On August 20 I’m taking my six-year-old daughter to Nashville, Tennessee to see the Great American Eclipse. This is the first eclipse to sweep across both coasts of the United States in 99 years. A partial eclipse will be visible in Vermont, peaking at 2:40 p.m. on Monday August 21. To see the moon completely block out the sun’s light, you’ll need to travel to the path of “totality.”
What is a Solar Eclipse?
A solar eclipse is a truly spectacular phenomenon. Everyone should try to catch a glimpse of this unique event. Whether you stay here or travel, eye safety is of the utmost importance. During the minute or so of totality, it is safe to look at the sun without any protection or special filter, but that will not be possible in Vermont.
The energy from the sun’s light can cause permanent damage to the very sensitive tissue in the eye called the retina. Solar retinopathy is the name given to the problems caused by looking at the sun. It is a well-known problem to all retina doctors. In fact, the eye is designed to focus light on a very tiny portion of the retina. Looking at the sun directly is like focusing a magnifying glass on a dry leaf. Think of that image if you are tempted to look at the sun without protection!
How to Keep Your Eyes Safe
Here is how to view the eclipse safely:
- Get a free pair of “eclipse glasses” from your local library or an inexpensive pair on the internet. My daughters picked up some paper and plastic glasses from the local library, but supplies may be limited and run out. Get these glasses from a reputable source, because there have been reports of counterfeit glasses being sold. The American Astronomical Society has guidelines.
- Watch the eclipse indirectly. You can do this with something as simple as a pinhole poked through aluminum foil.
- Modify existing binoculars, a camera or telescope with a solar filter. I do not recommend this method unless you plan to do more research and practice so you can do this safely. The most important point is: Whatever you use, you must put your solar filter in FRONT of your device. Remember the image of the magnifying glass and the dry leaf? Your camera, binoculars or telescope also focus the intense energy of the sun and can burn through the filter (and your retina) if you put the filter over the eyepiece.
There are a couple of things to avoid:
- Regular sunglasses, polarized sunglasses, and even most welding glasses do not block enough light to make it safe. The appropriate glasses block about 100,000 times more light than normal sunglasses!

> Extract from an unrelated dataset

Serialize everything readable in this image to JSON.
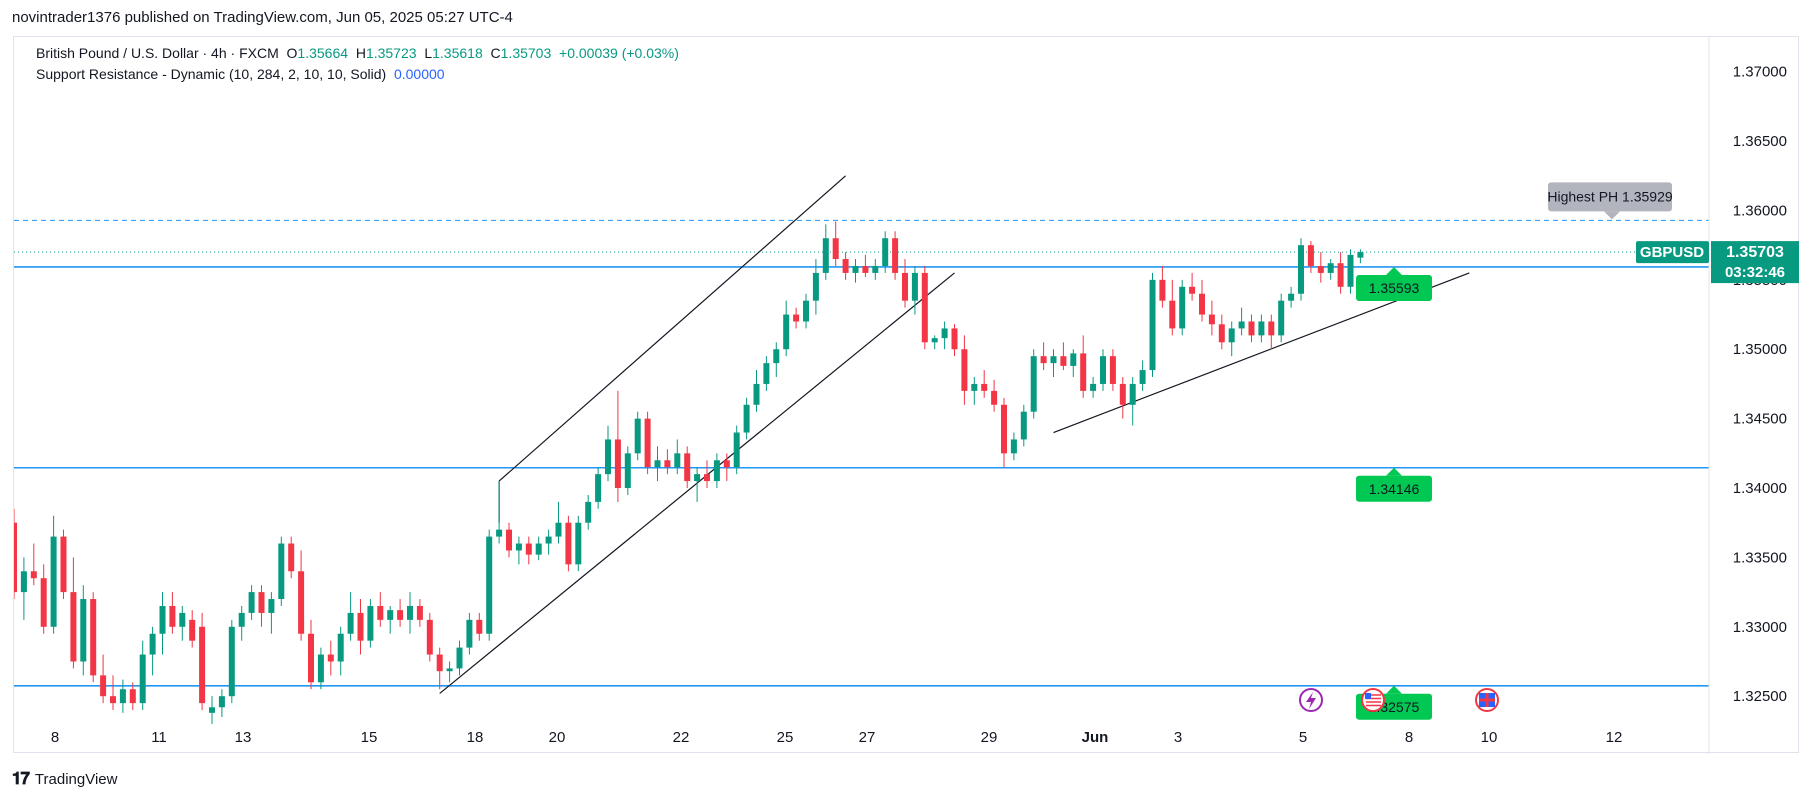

- Using film. There are techniques described on the Internet to make a safe filter, but I would not recommend this given that real filter paper is not expensive or hard to come by.
Get Ready for the Next Eclipse in 2024!
I hope you are as excited about the Great American Eclipse as I am. Wherever you are, be sure to watch safely. If you aren’t traveling to the path of totality this year, don’t worry, in seven short years, on April 8, 2024, another solar eclipse will occur, and the path of totality will pass right through northern New York state and New England.
More information about viewing the eclipse safely and solar eclipse glasses and filters are listed below:
Christopher Brady, MD, is an ophthalmologist at the University of Vermont Medical Center and assistant professor at the Larner College of Medicine at UVM.